(App and web page records)
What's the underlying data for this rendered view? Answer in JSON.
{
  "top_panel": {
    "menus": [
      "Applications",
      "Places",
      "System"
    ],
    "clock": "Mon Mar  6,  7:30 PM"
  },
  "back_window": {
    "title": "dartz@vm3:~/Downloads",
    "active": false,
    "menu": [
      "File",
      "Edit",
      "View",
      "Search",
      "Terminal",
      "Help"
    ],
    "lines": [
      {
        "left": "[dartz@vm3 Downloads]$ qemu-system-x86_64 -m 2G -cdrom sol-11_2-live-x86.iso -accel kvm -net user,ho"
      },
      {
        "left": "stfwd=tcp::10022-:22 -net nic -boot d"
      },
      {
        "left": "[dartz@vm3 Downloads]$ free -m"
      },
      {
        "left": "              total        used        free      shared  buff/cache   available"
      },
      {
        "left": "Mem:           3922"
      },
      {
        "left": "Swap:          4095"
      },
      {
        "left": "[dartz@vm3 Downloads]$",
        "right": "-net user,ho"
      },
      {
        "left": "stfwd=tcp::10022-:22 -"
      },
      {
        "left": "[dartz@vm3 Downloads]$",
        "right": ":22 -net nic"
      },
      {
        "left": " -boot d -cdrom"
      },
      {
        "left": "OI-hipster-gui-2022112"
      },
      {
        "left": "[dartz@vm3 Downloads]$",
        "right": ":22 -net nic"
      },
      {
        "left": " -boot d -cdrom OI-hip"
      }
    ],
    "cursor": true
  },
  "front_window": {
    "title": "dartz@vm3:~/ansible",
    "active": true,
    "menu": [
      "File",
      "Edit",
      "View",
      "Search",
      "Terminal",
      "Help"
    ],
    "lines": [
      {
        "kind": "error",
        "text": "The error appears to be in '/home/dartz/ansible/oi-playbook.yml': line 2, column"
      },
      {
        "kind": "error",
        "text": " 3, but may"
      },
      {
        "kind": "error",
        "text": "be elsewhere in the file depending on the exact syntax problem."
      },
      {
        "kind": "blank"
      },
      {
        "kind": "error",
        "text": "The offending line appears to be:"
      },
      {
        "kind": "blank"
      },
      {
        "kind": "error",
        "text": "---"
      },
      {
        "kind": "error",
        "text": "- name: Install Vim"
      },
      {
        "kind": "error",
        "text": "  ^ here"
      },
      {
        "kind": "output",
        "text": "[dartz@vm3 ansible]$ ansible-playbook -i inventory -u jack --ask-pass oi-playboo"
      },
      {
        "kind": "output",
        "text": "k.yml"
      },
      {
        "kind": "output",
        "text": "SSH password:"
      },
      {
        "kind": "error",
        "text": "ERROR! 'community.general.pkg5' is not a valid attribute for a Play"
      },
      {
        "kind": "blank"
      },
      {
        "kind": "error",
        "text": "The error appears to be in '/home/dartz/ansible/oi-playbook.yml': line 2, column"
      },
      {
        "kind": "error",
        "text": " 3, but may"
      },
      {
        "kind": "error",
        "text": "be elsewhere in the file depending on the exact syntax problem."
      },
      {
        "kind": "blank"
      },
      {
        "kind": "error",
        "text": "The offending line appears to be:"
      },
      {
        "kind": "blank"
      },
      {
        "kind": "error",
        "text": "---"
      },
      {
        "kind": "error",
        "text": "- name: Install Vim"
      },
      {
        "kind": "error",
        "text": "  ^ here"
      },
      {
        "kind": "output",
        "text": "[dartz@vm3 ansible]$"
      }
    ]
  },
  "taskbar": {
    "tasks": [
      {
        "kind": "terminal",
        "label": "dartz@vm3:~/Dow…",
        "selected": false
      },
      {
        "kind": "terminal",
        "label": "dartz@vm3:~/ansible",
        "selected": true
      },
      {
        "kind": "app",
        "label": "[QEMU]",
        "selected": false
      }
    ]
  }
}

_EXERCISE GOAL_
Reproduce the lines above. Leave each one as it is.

_THE ANSWER_
What's the underlying data for this rendered view? Answer in JSON.
{
  "top_panel": {
    "menus": [
      "Applications",
      "Places",
      "System"
    ],
    "clock": "Mon Mar  6,  7:30 PM"
  },
  "back_window": {
    "title": "dartz@vm3:~/Downloads",
    "active": false,
    "menu": [
      "File",
      "Edit",
      "View",
      "Search",
      "Terminal",
      "Help"
    ],
    "lines": [
      {
        "left": "[dartz@vm3 Downloads]$ qemu-system-x86_64 -m 2G -cdrom sol-11_2-live-x86.iso -accel kvm -net user,ho"
      },
      {
        "left": "stfwd=tcp::10022-:22 -net nic -boot d"
      },
      {
        "left": "[dartz@vm3 Downloads]$ free -m"
      },
      {
        "left": "              total        used        free      shared  buff/cache   available"
      },
      {
        "left": "Mem:           3922"
      },
      {
        "left": "Swap:          4095"
      },
      {
        "left": "[dartz@vm3 Downloads]$",
        "right": "-net user,ho"
      },
      {
        "left": "stfwd=tcp::10022-:22 -"
      },
      {
        "left": "[dartz@vm3 Downloads]$",
        "right": ":22 -net nic"
      },
      {
        "left": " -boot d -cdrom"
      },
      {
        "left": "OI-hipster-gui-2022112"
      },
      {
        "left": "[dartz@vm3 Downloads]$",
        "right": ":22 -net nic"
      },
      {
        "left": " -boot d -cdrom OI-hip"
      }
    ],
    "cursor": true
  },
  "front_window": {
    "title": "dartz@vm3:~/ansible",
    "active": true,
    "menu": [
      "File",
      "Edit",
      "View",
      "Search",
      "Terminal",
      "Help"
    ],
    "lines": [
      {
        "kind": "error",
        "text": "The error appears to be in '/home/dartz/ansible/oi-playbook.yml': line 2, column"
      },
      {
        "kind": "error",
        "text": " 3, but may"
      },
      {
        "kind": "error",
        "text": "be elsewhere in the file depending on the exact syntax problem."
      },
      {
        "kind": "blank"
      },
      {
        "kind": "error",
        "text": "The offending line appears to be:"
      },
      {
        "kind": "blank"
      },
      {
        "kind": "error",
        "text": "---"
      },
      {
        "kind": "error",
        "text": "- name: Install Vim"
      },
      {
        "kind": "error",
        "text": "  ^ here"
      },
      {
        "kind": "output",
        "text": "[dartz@vm3 ansible]$ ansible-playbook -i inventory -u jack --ask-pass oi-playboo"
      },
      {
        "kind": "output",
        "text": "k.yml"
      },
      {
        "kind": "output",
        "text": "SSH password:"
      },
      {
        "kind": "error",
        "text": "ERROR! 'community.general.pkg5' is not a valid attribute for a Play"
      },
      {
        "kind": "blank"
      },
      {
        "kind": "error",
        "text": "The error appears to be in '/home/dartz/ansible/oi-playbook.yml': line 2, column"
      },
      {
        "kind": "error",
        "text": " 3, but may"
      },
      {
        "kind": "error",
        "text": "be elsewhere in the file depending on the exact syntax problem."
      },
      {
        "kind": "blank"
      },
      {
        "kind": "error",
        "text": "The offending line appears to be:"
      },
      {
        "kind": "blank"
      },
      {
        "kind": "error",
        "text": "---"
      },
      {
        "kind": "error",
        "text": "- name: Install Vim"
      },
      {
        "kind": "error",
        "text": "  ^ here"
      },
      {
        "kind": "output",
        "text": "[dartz@vm3 ansible]$"
      }
    ]
  },
  "taskbar": {
    "tasks": [
      {
        "kind": "terminal",
        "label": "dartz@vm3:~/Dow…",
        "selected": false
      },
      {
        "kind": "terminal",
        "label": "dartz@vm3:~/ansible",
        "selected": true
      },
      {
        "kind": "app",
        "label": "[QEMU]",
        "selected": false
      }
    ]
  }
}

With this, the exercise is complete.